Marketing Academy
7 Signs You're Overdoing Your Web Design

7 Signs You're Overdoing Your Web Design

Overdesign, Underperform

7 signs you're overdoing your web design

These days, there’s a lot of pressure to build a great website, and the numbers suggest real estate professionals are taking that pressure to heart.

In 2011, 43 percent of agents said they spend $101-$1000 annually in their website, while over two-thirds claimed to invest 60-180 hours a year. Those figures were even higher for brokers.

This competition has led to some truly excellent real estate websites. Unfortunately, it’s also led a lot of agents and brokers to get a little carried away. That is, in the interest of distinguishing themselves as the tech-savviest in the business, some people “overdesign” their sites to such an extent that they cease to add value. The result is a site that’s time consuming to build, difficult to use, and less visible to search engines.

Here are seven telltale signs that you’re overdoing your web design.

1. You’re using Flash.

Adobe Flash has been the standard for years when it comes to adding visual flair to web pages.
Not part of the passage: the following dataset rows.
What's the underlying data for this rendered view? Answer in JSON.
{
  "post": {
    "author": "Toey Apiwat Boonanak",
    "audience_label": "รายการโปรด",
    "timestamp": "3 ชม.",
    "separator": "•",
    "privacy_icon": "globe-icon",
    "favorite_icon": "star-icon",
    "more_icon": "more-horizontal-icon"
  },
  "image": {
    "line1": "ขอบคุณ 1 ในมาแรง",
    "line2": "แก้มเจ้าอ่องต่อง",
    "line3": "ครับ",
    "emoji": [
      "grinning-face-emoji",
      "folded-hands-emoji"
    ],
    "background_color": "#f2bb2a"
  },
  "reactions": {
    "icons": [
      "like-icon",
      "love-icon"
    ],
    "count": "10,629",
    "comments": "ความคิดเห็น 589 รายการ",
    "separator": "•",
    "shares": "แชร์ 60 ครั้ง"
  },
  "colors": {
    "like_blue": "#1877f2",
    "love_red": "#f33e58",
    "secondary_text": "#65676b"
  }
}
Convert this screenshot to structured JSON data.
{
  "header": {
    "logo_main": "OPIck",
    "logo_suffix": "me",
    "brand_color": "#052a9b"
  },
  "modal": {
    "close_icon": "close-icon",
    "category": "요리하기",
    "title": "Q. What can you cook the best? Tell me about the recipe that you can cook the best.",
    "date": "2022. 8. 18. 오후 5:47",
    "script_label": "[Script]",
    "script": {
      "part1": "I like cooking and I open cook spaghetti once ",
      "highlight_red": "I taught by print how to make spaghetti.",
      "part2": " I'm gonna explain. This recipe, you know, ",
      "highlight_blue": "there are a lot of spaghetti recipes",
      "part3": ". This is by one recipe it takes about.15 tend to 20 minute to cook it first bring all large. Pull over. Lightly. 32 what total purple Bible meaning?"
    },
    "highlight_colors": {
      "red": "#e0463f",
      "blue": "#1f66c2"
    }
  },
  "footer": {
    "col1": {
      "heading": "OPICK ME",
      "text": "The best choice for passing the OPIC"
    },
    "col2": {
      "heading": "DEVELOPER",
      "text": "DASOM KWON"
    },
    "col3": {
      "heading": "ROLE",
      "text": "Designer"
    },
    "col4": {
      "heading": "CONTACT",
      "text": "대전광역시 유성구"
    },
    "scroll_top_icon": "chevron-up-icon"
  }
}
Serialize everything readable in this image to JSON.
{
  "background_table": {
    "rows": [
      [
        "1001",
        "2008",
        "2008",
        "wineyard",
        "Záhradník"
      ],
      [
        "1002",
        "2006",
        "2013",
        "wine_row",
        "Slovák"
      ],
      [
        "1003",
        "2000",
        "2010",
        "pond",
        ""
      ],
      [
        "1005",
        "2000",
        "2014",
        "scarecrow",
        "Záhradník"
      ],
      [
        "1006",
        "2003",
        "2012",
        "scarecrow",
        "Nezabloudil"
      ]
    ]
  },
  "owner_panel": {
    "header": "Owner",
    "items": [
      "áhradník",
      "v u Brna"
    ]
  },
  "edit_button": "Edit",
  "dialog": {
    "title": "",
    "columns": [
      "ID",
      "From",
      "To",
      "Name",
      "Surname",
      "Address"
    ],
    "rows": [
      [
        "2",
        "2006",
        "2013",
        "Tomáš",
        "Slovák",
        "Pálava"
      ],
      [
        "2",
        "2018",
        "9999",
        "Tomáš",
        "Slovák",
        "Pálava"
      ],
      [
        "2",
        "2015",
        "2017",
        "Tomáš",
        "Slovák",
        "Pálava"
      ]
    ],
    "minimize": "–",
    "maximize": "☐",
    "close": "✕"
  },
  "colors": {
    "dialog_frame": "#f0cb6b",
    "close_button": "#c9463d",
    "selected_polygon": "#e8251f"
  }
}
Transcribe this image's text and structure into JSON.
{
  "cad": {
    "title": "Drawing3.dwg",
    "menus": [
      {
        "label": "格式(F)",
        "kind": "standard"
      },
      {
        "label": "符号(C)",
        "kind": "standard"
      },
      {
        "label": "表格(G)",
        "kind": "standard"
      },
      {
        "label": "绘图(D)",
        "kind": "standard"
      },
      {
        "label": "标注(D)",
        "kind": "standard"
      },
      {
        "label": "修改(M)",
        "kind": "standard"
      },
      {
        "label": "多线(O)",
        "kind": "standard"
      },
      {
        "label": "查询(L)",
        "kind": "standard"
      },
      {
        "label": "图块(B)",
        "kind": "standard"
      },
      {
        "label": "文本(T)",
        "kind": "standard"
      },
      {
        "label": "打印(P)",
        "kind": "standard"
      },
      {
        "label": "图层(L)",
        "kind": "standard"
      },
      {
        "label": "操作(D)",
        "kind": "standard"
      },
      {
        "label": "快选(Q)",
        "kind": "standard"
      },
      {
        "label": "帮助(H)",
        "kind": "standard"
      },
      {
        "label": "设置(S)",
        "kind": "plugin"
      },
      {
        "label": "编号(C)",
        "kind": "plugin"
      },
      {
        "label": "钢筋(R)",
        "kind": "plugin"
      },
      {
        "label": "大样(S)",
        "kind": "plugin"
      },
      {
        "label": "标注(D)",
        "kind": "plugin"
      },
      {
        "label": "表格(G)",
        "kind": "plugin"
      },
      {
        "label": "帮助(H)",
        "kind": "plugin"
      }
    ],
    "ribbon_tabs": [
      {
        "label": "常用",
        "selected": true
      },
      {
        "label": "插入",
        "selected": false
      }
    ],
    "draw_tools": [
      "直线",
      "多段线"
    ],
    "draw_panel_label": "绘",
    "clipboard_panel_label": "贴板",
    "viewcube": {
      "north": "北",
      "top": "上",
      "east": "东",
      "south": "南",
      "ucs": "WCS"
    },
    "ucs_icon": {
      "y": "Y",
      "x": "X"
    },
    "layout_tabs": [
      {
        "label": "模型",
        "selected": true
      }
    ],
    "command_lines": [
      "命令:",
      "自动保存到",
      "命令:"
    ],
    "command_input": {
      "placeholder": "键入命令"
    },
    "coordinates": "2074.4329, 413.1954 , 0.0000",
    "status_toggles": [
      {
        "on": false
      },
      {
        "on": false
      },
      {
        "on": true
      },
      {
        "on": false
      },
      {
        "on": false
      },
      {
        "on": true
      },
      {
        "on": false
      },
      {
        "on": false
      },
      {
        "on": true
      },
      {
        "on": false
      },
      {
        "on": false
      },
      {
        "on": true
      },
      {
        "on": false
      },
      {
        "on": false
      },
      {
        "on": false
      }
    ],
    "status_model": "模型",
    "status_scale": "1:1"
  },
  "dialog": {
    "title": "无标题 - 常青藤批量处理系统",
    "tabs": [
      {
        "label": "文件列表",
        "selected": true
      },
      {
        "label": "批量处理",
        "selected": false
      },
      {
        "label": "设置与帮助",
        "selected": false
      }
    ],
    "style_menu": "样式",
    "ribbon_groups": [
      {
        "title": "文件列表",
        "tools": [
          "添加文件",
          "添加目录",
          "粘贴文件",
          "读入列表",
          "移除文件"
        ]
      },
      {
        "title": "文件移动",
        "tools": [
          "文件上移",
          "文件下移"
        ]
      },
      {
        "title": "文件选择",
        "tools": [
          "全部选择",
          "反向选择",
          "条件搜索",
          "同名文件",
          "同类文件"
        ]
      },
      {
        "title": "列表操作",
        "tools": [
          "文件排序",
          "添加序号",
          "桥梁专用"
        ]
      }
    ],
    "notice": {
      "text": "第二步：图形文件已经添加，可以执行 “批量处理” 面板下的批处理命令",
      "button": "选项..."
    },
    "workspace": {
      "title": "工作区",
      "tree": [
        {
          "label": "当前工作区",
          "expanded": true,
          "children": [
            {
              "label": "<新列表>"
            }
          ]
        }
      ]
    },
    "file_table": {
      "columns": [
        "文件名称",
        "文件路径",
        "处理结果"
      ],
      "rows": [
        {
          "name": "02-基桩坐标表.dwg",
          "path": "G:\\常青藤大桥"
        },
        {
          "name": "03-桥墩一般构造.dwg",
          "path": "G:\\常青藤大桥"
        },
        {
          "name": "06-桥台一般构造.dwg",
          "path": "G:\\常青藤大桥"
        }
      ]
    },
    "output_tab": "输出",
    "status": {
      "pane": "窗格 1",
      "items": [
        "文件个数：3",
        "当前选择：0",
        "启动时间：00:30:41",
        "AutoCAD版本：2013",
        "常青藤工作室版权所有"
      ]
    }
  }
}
But while it may look cool, Flash is difficult to build and demanding to run, so it adds significant load time to your pages. Adobe has also discontinued its mobile platform, which means you’ll be cutting your website off from the majority of smartphone and tablet users. Finally, search engines can’t index Flash content, so it doesn’t provide any SEO benefit.

2. You’re using iframes.

Simply put, an iframe is a piece of HTML code that allows you to display one webpage within another webpage. This is useful when you want to display dynamic content without having to update it manually on your own page. For instance, iframes are a common way of displaying photo galleries and IDX search forms that draw real estate data from MLS systems. As with Flash, however, iframes can’t be crawled by search engines, which means no matter how great the content is inside the frame, your search engine ranking won’t improve because of it.

3. Your text is over-formatted.

This is Web Design 101, but you’d be surprised how often people get it wrong. Before you start considering whether the text on your website is visually appealing enough, you need to make sure it’s eminently readable. That means choosing a font that’s not too flashy and a color that contrasts sufficiently with the background. It also means keeping sizes and styles to a minimum when it comes to formatting titles, headings, subheadings, etc.

4. You have too many photos/videos.

It’s increasingly important to have a lot of visual content on your website, particularly in the real estate business. That doesn’t mean, however, that your site should be entirely made up of photos and video tours. A good web page has a balance of engrossing visuals and informative text. Use too much of the former, and you’ll end up with a site that not only takes forever to load, but also doesn’t tell your visitors what those images and videos are for.

5. Your navigation bar is too complicated.

Just like your text, the primary function of navigation menus and tabs is to help visitors find their way around your site, not to look pretty. Spend too much time stylizing and animating your navigation, and you’ll only frustrate your visitors instead of encouraging them to explore your pages.

6. You have too many sections/page elements.

No matter where your web design path takes you, it’s important to remember that the purpose behind each web page you create should be for visitors to take a specific action, whether it’s reading a blog post, searching for properties, watching a video, filling out a form, etc. The visual layout of your page always offers visitors a clue as to what this action should be. If you pack your web page too full of columns, widgets, or features, and you’ll end up confusing users with too many choices.

7. You have a fancy background image.

Choosing a large, high-quality photo as a background can sometimes give your site a facelift. But don’t forget that your text (hopefully) uses only one color, while most photos use the whole spectrum. Chances are this means some of your text will be difficult to read, even if that background photo is in tasteful black and white. Instead, you’re probably better off sticking with either a plain white or off-white backdrop.

For more insight about web design traps you should avoid, check out our Website Redesign Guide on the Real Estate Marketing Academy.